▼

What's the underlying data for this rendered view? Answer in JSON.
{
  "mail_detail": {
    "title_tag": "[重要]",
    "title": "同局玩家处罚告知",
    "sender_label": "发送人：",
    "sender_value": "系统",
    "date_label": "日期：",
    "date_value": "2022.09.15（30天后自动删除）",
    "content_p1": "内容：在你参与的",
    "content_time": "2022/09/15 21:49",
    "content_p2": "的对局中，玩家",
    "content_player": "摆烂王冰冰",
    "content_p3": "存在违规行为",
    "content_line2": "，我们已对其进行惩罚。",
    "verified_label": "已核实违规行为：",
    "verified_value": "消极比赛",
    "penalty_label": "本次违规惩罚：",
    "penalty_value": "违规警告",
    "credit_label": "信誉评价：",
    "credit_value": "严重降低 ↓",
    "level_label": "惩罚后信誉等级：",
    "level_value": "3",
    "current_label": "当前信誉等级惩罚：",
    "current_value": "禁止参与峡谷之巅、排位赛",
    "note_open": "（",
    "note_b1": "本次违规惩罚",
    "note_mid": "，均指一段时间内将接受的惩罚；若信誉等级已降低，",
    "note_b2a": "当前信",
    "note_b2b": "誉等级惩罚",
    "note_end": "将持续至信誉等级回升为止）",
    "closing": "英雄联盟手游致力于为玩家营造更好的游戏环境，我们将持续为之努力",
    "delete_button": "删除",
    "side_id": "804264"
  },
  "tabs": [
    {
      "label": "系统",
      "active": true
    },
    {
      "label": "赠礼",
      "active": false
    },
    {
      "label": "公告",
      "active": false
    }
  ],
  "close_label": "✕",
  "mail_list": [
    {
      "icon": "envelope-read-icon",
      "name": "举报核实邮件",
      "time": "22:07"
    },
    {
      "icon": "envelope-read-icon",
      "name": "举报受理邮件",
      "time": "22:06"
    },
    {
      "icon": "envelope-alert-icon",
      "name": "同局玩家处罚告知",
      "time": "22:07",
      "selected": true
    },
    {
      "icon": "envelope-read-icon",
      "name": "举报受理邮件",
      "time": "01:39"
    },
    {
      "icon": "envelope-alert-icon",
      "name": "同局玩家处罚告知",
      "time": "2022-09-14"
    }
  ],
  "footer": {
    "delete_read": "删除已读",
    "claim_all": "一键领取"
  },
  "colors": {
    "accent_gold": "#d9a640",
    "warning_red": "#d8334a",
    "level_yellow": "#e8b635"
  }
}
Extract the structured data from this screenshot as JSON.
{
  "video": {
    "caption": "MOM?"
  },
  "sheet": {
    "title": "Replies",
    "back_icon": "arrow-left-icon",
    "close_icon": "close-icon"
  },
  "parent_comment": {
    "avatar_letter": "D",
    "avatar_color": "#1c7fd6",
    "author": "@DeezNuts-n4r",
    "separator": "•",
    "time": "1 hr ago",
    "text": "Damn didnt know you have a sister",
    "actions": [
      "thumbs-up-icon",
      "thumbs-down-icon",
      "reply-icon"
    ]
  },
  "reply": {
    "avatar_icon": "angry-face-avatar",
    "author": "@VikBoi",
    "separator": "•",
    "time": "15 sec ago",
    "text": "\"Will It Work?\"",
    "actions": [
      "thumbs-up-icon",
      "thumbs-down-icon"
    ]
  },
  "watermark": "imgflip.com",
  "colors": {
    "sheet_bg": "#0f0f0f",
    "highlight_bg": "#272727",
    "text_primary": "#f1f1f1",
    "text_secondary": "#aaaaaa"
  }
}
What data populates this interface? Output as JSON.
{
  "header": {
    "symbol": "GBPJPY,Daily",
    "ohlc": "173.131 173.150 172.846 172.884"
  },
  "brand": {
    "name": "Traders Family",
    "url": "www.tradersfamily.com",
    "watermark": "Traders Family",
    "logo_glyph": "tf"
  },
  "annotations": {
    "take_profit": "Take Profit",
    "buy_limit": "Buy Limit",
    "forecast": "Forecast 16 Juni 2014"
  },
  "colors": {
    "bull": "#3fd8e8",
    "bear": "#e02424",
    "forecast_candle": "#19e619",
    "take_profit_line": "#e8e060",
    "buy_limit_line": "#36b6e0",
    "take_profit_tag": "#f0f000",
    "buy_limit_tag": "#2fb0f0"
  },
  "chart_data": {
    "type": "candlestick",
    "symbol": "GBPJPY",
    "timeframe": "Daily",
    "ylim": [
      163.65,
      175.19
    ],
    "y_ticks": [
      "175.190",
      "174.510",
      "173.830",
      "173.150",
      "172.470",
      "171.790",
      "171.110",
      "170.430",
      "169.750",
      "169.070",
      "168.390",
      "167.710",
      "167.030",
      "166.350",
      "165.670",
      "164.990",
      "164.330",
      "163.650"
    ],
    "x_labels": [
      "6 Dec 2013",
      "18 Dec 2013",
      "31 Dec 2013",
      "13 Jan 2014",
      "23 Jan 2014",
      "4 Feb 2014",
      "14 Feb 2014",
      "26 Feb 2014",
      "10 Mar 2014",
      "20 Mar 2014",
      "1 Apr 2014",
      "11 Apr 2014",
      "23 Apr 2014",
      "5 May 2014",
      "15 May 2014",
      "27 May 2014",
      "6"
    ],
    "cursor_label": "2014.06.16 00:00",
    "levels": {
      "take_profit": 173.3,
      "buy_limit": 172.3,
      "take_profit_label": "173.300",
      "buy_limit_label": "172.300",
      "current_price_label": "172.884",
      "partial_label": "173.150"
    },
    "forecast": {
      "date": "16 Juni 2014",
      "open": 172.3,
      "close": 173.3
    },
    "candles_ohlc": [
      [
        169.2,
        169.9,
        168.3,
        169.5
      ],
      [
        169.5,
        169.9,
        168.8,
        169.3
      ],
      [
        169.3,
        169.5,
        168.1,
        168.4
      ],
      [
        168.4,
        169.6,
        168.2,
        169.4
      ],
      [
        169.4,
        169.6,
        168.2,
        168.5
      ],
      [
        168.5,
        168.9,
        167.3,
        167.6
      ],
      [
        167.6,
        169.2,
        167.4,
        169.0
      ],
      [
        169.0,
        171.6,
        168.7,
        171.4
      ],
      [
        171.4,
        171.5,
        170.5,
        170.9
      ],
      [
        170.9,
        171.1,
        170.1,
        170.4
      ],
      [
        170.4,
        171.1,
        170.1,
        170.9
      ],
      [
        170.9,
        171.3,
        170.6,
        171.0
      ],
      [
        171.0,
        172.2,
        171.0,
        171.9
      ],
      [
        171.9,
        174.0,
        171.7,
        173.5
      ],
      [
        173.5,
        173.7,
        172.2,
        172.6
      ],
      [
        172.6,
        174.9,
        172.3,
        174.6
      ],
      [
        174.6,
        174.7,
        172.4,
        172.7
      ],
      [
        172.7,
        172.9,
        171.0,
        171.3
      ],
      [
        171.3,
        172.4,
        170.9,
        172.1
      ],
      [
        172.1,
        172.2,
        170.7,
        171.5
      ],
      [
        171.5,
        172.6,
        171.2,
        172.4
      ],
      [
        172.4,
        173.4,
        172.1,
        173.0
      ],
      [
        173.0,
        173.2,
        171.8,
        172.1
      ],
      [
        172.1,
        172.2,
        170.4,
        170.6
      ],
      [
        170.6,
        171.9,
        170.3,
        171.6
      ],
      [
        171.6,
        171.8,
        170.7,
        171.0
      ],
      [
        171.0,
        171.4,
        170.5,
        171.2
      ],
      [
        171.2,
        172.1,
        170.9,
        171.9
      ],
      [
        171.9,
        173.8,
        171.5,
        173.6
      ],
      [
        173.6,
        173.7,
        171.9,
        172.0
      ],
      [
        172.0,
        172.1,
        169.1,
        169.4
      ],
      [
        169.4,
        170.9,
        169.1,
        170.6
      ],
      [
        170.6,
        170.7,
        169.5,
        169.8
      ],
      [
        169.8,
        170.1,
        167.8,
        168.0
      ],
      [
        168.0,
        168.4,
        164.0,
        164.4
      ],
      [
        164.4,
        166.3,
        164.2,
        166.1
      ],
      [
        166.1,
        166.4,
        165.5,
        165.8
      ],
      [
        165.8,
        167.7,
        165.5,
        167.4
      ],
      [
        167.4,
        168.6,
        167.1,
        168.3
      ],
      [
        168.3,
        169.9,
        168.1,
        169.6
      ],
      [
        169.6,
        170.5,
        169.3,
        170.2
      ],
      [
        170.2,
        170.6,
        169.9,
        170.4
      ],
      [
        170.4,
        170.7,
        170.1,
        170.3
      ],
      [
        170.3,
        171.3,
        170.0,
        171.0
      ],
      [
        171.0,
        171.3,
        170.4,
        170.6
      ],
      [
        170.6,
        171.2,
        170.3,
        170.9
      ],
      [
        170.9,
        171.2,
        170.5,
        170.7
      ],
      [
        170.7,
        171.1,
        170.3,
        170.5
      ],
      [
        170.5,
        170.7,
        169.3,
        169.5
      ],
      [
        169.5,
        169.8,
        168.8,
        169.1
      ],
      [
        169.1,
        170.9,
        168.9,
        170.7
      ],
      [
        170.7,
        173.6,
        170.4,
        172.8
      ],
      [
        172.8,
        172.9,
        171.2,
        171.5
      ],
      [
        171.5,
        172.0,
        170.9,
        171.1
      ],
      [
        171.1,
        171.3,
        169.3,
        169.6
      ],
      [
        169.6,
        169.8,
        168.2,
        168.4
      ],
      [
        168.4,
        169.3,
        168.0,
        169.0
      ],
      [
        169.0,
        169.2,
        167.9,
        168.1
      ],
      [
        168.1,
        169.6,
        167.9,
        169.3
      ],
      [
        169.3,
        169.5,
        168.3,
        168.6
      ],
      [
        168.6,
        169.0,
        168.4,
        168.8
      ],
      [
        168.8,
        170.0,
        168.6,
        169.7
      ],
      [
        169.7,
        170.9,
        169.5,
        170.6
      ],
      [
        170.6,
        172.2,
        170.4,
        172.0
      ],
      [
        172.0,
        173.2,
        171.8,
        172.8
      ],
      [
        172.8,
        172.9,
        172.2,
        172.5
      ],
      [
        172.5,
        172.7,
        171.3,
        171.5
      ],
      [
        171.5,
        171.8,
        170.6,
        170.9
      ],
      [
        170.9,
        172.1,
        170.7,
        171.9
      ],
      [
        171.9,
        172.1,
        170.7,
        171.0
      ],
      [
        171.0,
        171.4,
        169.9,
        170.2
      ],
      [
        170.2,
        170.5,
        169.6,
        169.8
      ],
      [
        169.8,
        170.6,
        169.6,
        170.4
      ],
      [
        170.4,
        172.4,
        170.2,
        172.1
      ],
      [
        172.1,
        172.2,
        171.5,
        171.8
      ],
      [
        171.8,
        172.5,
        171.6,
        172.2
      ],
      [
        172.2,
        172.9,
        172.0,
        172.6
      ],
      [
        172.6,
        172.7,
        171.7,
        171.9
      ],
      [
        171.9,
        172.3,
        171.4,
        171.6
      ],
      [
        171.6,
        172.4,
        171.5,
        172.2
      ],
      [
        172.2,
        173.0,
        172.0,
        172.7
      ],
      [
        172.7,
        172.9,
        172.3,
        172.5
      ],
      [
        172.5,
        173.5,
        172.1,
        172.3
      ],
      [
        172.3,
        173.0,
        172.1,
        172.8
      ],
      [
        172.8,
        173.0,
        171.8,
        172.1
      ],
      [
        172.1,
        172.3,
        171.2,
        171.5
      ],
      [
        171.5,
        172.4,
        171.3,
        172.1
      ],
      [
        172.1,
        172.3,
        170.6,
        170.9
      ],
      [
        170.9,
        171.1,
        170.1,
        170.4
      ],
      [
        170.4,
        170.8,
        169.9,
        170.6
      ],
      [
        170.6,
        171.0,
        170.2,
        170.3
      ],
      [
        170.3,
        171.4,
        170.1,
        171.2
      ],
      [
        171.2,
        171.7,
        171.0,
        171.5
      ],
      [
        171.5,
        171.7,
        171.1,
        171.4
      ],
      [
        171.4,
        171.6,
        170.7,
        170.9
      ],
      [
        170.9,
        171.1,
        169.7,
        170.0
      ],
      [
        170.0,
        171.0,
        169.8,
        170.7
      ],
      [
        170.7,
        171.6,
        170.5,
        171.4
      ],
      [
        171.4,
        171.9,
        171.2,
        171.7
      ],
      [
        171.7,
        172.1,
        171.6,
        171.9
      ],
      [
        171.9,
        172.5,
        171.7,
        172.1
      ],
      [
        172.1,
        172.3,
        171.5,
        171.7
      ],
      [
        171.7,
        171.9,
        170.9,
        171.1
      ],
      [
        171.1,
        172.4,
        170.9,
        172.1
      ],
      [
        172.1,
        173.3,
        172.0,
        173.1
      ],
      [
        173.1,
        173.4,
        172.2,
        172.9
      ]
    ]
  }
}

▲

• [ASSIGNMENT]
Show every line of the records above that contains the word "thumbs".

• [ANSWER SECTION]
      "thumbs-up-icon",
      "thumbs-down-icon",
      "thumbs-up-icon",
      "thumbs-down-icon"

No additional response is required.